Friends of Millhouses Park and Sheffield Renewables are two Sheffield groups taking part in a national X-Factor style vote to win over £125,000 towards local community renewable energy projects.

The two groups have made it into the final stage of the EnergyShare Launch Fund, run by British Gas and celebrity chef Hugh Fearnley-Whittingstall’s environmental organisation River Cottage.

Public voting ends at 5pm this Saturday and the two groups only need to beat one other scheme to win their categories. They are calling for everybody to vote online today.

The Millhouses mill buildings project, run by Friends of Millhouses Park, is transforming the oldest water mill site in the city into a sustainable community centre. The group have already raised £68,000 towards refurbishing the historic 13th century corn mill in Millhouses Park. If they win, the buildings will be fitted with solar panels, insulation and a ground source heat pump, which will save over .5 tonnes of carbon dioxide per year.

Jane Hunter, executive committee member of Friends of Millhouses Park, said: “It’s all about awareness raising; micro-generation can make a big contribution to the total energy mix.” Jane believes that by installing renewable energy in community buildings they are providing concrete examples of how people can create their own energy. 

Sheffield Renewables, a volunteer-led social enterprise, has already raised over £65,000 towards Jordan Dam, a hydro-electricity project on the River Don, near Meadowhall. The group have been granted planning permission to install a modern Archimedes screw at Jordan Dam. This community owned waterpower scheme would generate enough electricity for 80 typical family homes, saving 170 tonnes of carbon dioxide each year.

An artist's impression of the Jordan Dam Hydro

“We want people to feel empowered about tackling climate change, we’re all about getting things done on the ground, so that people can see what is possible and start spreading ideas” said Miss Cariad Thomas-Cooke, project officer for Sheffield Renewables.

Megg Munn, MP for Sheffield Heeley said: “This project is a great example of how local organisations can work with local people to make a real difference to our environment.

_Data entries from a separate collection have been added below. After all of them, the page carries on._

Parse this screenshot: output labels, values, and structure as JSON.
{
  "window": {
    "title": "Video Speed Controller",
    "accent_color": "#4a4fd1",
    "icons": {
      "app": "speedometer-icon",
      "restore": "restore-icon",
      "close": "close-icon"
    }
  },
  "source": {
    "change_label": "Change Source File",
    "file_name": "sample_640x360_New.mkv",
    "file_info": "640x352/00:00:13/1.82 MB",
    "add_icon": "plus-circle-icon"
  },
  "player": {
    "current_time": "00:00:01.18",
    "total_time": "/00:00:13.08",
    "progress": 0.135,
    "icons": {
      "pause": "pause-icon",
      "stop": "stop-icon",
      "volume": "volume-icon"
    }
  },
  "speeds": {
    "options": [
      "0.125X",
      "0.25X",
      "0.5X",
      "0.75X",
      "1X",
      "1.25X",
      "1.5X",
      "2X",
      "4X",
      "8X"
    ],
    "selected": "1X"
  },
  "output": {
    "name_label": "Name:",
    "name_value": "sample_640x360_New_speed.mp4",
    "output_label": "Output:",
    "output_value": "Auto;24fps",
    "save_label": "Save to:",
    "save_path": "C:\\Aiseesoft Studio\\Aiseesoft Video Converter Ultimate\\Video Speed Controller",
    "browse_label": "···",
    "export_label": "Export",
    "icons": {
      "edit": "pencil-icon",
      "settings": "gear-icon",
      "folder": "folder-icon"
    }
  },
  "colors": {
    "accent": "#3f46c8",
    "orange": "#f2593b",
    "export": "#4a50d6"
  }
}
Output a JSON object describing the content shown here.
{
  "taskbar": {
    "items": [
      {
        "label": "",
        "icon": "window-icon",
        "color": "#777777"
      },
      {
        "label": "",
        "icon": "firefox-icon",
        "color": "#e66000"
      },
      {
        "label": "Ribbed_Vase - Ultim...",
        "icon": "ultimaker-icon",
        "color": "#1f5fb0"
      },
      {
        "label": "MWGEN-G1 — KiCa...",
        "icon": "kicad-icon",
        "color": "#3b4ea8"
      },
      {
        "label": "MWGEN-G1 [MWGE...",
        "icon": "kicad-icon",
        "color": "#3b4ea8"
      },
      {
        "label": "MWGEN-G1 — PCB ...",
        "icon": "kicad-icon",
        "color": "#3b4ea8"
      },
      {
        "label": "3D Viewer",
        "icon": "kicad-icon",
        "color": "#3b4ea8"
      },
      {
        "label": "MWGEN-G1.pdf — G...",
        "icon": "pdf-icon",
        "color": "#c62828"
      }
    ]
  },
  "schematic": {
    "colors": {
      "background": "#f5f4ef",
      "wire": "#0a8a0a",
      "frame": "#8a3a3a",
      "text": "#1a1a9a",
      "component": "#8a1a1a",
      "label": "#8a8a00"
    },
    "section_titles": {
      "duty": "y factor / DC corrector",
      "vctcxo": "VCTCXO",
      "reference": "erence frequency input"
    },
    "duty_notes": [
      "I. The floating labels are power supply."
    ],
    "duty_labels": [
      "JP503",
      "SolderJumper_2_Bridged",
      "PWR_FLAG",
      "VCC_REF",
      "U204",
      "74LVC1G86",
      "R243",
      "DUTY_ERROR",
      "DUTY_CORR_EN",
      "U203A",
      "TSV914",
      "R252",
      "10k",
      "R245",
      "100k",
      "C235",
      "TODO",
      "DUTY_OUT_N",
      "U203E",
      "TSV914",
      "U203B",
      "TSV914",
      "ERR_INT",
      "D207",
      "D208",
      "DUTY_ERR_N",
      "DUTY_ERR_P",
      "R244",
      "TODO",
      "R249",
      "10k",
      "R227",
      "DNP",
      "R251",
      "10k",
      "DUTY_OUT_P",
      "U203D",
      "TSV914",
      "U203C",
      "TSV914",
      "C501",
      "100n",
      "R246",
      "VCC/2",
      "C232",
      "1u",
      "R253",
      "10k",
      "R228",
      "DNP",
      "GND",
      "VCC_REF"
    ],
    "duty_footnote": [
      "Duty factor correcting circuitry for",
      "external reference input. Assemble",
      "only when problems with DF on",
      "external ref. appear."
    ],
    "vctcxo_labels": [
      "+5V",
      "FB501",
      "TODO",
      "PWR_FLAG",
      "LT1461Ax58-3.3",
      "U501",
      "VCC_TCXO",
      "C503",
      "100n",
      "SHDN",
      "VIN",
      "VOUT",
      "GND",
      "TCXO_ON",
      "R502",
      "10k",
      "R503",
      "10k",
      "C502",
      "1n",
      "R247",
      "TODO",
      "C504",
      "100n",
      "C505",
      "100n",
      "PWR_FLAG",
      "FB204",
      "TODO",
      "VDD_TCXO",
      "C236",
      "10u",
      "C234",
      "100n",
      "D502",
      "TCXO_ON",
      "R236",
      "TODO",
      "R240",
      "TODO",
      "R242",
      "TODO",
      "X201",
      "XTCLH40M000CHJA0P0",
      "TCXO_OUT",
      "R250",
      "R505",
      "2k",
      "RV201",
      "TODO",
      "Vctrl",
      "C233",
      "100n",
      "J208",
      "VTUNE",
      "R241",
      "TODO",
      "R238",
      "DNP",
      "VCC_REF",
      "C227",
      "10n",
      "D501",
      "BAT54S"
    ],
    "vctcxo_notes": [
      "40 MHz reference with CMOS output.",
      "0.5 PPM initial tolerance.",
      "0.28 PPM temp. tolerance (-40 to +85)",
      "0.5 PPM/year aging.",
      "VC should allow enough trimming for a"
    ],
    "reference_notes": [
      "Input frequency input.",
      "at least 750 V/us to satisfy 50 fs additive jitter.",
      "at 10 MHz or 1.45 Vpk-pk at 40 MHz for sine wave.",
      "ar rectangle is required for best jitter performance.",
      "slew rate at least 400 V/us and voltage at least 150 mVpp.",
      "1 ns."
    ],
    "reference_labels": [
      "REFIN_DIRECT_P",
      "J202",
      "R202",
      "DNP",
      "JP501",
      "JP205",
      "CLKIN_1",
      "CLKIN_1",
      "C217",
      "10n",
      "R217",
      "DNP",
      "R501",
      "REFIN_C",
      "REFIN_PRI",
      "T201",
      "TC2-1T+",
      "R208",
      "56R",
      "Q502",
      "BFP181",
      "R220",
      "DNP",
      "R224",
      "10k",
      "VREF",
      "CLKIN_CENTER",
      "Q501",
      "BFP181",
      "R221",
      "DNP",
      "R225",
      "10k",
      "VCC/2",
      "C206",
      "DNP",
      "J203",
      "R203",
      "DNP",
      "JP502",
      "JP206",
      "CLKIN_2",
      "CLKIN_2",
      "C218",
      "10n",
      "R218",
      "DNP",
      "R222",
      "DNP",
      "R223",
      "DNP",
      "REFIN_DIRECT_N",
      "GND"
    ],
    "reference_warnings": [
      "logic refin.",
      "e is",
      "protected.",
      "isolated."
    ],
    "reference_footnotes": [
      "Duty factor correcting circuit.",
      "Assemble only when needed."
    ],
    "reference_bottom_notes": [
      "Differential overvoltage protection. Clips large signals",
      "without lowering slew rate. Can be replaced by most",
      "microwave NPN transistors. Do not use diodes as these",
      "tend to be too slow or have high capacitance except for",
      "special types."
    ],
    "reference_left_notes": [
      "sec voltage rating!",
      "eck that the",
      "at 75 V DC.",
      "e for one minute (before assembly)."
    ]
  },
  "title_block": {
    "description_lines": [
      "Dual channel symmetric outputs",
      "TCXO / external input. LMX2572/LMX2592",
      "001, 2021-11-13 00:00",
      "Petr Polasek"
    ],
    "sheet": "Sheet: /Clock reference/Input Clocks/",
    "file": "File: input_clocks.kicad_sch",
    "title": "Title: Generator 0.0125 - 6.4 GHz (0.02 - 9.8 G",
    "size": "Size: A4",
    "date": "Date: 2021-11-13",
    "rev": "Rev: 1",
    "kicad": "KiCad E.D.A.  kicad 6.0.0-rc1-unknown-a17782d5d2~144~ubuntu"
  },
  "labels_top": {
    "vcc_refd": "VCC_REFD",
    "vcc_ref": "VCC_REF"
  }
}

I’ve already voted for it- and want to give the Sheffield Renewables team my full support for this project.”

Voting is open until 5pm, Saturday 3rd December, to vote log on to